“Barely more than a year after the coronavirus caused the steepest economic fall and job losses on record, the speed of the rebound has been so unexpectedly swift that many companies can’t fill jobs or acquire enough supplies to meet a pent-up burst of customer demand.”
Concerned business leaders searching for an answer to this shortfall will be interested in a highly successful management approach. The approach is based on the work of quality guru W. Edwards Deming who repeatedly demonstrated that excellence can be achieved at the least cost through process improvement.
Deming’ s approach, dubbed “Lean Thinking” for its ability to do more with less, focuses on removing steps within these processes that are not necessary and do not add value.
Many organizations in the today’s world have faced a similar do-more-with-less challenge. Interestingly, those who have successfully met it, regardless of industry, share a commonality – the focus on process improvement. This approach to improving performance (doing more) while using the minimum amount of precious resources (with less) is nicknamed “Lean”. Lean Process Improvement does NOT equate to layoffs nor downsizing. Rather, the Lean Approach focuses on doing more with existing resources.
Everything we do, whether in our personal life or work life, is a function of process – making a sandwich, conducting a meeting, preparing a report – they all are processes. Each process is made up of a series of discrete steps that include a defined beginning step, a defined end step, and multiple steps between the two. This series of process steps yields an intended result (product or service) that is desired (valued) by someone (customer.) The important relationship among customer, value, and process distinguishes the Lean philosophy.
Lean is a respect-based improvement program. It respects each worker as a human person. It respects each individual’s knowledge and contribution. It promotes growth in both areas so workers as well as managers learn and improve.

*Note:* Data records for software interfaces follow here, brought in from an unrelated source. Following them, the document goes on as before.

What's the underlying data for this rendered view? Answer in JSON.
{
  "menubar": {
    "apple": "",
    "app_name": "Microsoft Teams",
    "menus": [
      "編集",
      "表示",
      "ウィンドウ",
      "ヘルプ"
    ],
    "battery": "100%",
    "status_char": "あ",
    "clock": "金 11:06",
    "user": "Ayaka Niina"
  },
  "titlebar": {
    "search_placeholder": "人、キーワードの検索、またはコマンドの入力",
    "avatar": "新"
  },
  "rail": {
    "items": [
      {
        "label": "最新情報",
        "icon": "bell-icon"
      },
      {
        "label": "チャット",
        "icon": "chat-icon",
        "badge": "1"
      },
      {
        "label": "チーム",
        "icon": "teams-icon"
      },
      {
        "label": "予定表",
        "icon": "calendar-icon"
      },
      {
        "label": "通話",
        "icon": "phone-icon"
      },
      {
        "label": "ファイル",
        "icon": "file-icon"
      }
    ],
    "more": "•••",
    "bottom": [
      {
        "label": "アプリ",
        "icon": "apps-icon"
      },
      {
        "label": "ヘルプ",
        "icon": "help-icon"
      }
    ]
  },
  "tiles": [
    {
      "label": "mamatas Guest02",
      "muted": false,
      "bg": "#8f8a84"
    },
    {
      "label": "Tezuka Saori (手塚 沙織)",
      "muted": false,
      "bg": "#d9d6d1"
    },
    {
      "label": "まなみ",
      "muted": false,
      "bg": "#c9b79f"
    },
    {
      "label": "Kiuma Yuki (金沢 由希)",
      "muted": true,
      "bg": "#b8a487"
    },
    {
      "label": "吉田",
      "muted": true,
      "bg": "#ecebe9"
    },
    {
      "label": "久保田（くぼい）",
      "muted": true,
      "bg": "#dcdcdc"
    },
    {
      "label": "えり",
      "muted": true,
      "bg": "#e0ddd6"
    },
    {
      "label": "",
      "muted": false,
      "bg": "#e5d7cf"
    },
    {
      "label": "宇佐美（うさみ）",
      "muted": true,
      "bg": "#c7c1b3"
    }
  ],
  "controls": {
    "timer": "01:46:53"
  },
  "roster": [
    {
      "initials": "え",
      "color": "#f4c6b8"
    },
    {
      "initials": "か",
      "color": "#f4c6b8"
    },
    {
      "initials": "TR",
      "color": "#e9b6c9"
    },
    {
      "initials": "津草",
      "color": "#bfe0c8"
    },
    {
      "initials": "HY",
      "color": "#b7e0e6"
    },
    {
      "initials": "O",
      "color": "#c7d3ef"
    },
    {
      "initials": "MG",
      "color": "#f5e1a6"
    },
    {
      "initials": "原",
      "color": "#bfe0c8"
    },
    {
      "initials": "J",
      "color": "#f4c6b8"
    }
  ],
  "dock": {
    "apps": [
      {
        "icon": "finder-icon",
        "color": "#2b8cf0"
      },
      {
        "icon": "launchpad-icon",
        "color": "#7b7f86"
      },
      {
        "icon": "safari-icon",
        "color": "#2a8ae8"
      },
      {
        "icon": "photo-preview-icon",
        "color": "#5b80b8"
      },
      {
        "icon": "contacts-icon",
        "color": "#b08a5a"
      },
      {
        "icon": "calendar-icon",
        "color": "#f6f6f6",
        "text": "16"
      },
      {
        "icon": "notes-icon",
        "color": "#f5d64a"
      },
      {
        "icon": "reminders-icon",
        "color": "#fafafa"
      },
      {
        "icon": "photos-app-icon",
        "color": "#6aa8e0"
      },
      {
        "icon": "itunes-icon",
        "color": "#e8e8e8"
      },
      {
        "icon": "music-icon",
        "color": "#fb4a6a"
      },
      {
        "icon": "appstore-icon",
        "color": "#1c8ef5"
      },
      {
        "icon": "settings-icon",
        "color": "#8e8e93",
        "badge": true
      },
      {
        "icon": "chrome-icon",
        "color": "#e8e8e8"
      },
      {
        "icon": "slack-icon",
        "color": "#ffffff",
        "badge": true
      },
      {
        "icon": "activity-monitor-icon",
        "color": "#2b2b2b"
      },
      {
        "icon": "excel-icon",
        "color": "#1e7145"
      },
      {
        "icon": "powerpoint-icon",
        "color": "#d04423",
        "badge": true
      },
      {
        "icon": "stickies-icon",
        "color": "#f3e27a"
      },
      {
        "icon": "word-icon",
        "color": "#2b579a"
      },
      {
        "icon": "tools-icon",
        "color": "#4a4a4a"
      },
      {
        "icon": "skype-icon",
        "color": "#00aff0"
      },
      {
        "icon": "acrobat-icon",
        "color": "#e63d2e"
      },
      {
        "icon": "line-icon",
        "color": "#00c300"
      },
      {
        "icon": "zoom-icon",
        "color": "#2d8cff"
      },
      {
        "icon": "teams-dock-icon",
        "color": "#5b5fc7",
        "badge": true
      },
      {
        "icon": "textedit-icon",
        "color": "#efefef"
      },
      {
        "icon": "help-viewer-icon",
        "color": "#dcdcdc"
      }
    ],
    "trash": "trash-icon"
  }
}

Lean also recognizes the importance of each process and person to the overall success of the organization’s mission. With respect as a core value, Lean improves essential trust relationships at the same time it improves processes – worker to worker, worker to company, and company to worker. The health of these relationships directly shapes the image of the organization, both internal and external.
Lean is a dynamic and authentic continuous improvement process. It promotes a constant state of re-evaluation that asks, can this be done in a better way or with a better outcome? What can be eliminated in the process without reducing value to the customer/end-user? Lean is proactive rather than reactive. It seeks to anticipate and prevent rather than fix and resolve.
A core Lean belief is that all processes can be improved. This belief is supported by research findings that suggest up to 80% of the steps in any process are unnecessary to achieve the desired process output.
That means the time and resources used in those unnecessary steps could be saved and used elsewhere, to accomplish even more.
The Lean Approach seeks to improve processes by streamlining them. This is accomplished by looking at individual process steps from the end-user’s viewpoint to identify, reduce and eventually eliminate anything that does not add value. Anything that does not add value is looked upon as waste. When waste is eliminated, only value remains.
If you want to be competitive in this post pandemic economy, you will have to adopt the Lean model of doing more with less to your operations and begin your process improvement journey.
It takes time to figure out what and how to improve, but we now live in a digital world and the challenges in that world are:
That is why we have devised our Lean Sprint improvement system to accelerate your lean process improvement journey because time is a most precious commodity in all organizations.
Lean Management is not a new concept, but it is a concept that is ripe for the post pandemic economy. There is no question that differences exist between the products of a manufacturing assembly line and those of a service organization. But a huge similarity exists in the delivery systems of these organizations, delivery systems made up of thousands of complex processes. As such, many aspects Lean process improvement methodologies and other Lean tools can help your organization do more with less.
Willie Carter has nearly four decades of continuous improvement experience, which have enabled him to be a good listener, teacher, coach and leader as he helps organizations do more with less to transform creative thought into organizational agility and excellence. In addition to his consulting practice, he is on the adjunct faculty at Roosevelt University, Chicago, IL.